At the 1983 British General Election, Labour were almost wiped from the electoral map by a Conservative Party high on the fumes of their peculiar war with Argentina in the South Atlantic. Afterwards, their election manifesto was famously described by the Shadow Home Secretary Gerald Kaufman as “the longest suicide note in history”. For some reason, this little historical titbit sprang to mind when it became public earlier this week that Michael Owen’s management company has sent out a brochure to Premier League clubs after he failed to land himself a new contract in the first few weeks of the summer break. By all accounts (and we’re having to go on tantalising scraps at the moment, as the brochure has not as yet been leaked onto the internet in full) it’s a thirty-four page glossy extravaganza, and the very fact that it exists at all is a such a fantastic teaser that is almost unbearable. How much, dear reader, would you love to read “Michael Owen – The Catalogue”?

Primarily, there is the small matter of how exactly you sell a striker earning £105,000 per week who has scored just twenty-six goals in four years. Perhaps he’s willing to take a pay cut to £70,000 per week or £80,000 per week. After all, this may be the tipping point for clubs deciding whether he’s likely to offer value for money or not. Of course, it will probably make a great play of the fact that he scored forty goals in eighty-nine matches for England, but it may choose to omit the fact that he was omitted from the team for their friendly match again Germany last year when both Wayne Rooney and Emile Heskey were out injured. Perhaps there’s a four page centre-piece called “That Goal Against Argentina”, which features a number of C-List celebrities describing how they felt as young Michael slalomed through the stricken Albiceleste defence to score the goal of his life.

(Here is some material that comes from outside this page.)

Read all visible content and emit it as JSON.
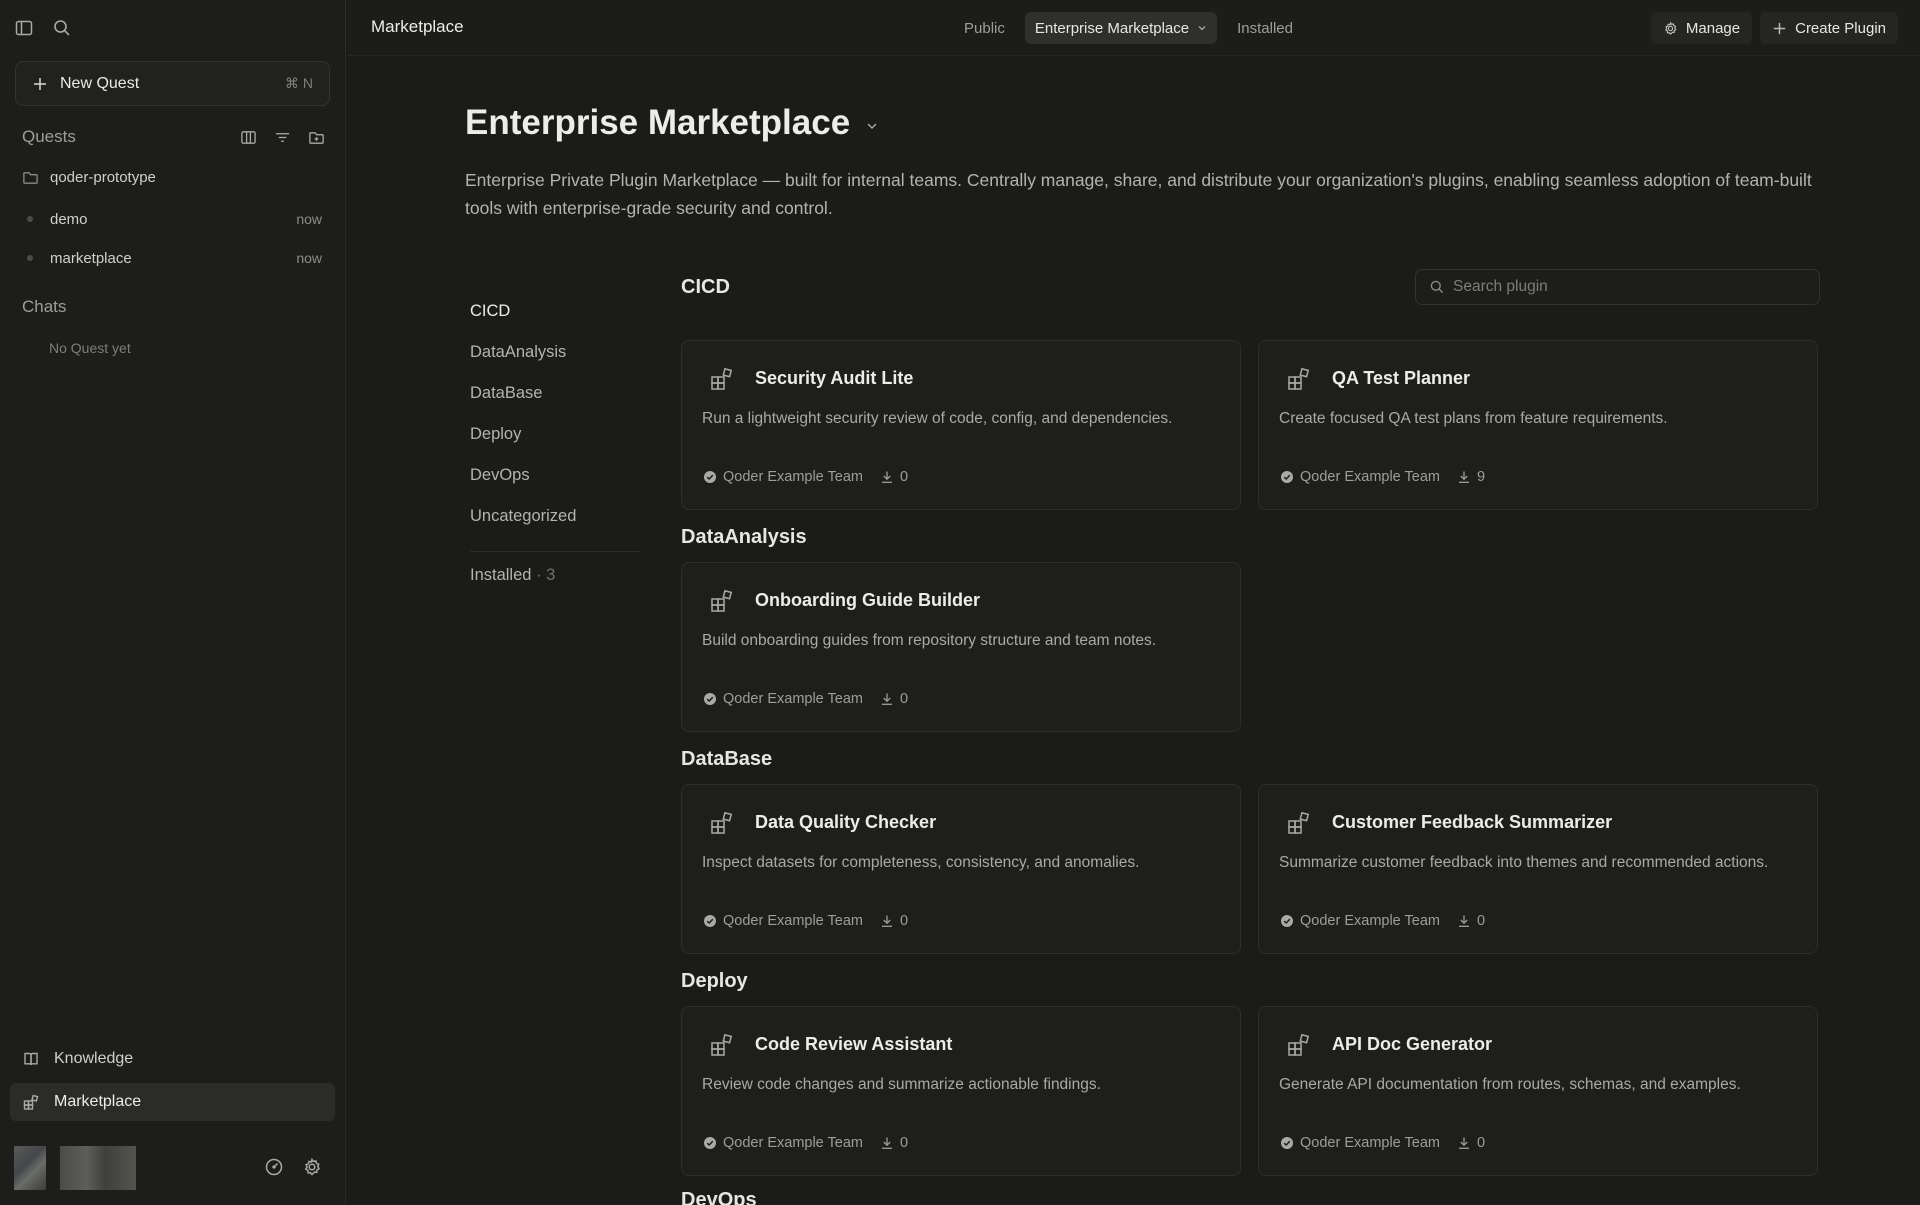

Regardless of any other considerations, however, thirty-four pages sounds like a lot. It’s probably safe to assume that there will be plenty of photograph but there must be other features contained therein. It would nice to see an article about his knee, possibly with an attached x-ray confirming conclusively that it is not held together with bits of sellotape and blu-tack. Hopefully there’s a classified advert section in which his fellow Newcastle stars (who, let’s not forget, are all looking for Premier League contracts on the back of their performances last season) get the chance to tout themselves. How would Joey Barton persuade a Premier League manager on a tight budget that he was worth £60,000 per week and that this time he was definitely going to go straight? One imagines that any contract negotiations for him this summer would most likely resemble scene in “The Shawshank Redemption” in which Morgan Freedman’s character is interviewed for parole. Perhaps he has written a wordsearch for it.

Of course, the fact that it has come to this for Michael Owen is largely due to the downward spiral that his career. Michael Owen was dependent on two aspects to his game – pace and what is known colloquially as “the poacher’s instinct”. The pace has largely gone. Age alone would have seen to that, never mind the injury list. As for “the poacher’s instinct”, well, it’s debatable whether this alone would ever have guaranteed twenty goals per season, but it’s less certain than ever than it would now. Strikers now need to be more complete players than they used to be. The days of the likes of Gary Lineker toe-poking thirty goals per season from four yards out may be gone forever. Nowadays, players such as Cristiano Ronaldo and Frank Lampard score twenty goals per season from midfield. The Premier League, one suspects, has moved on from Michael Owen.

The way out for Michael Owen is to abandon all hope of one final massive pay day and drop down a division or two. He has probably earned enough money to retire upon (presuming it hasn’t all gone on the gee gees) and now, at the age of twenty-nine, a season in, say, League One, scoring a few goals might even see him get a better contract. Most importantly of all for Michael, it might be fun. He’d have the chance to hve a final flourish before the difficult becomes that impossible, and it might even wipe that hangdog look (which seems to have become his trademark over the last couple of years or so) off his face.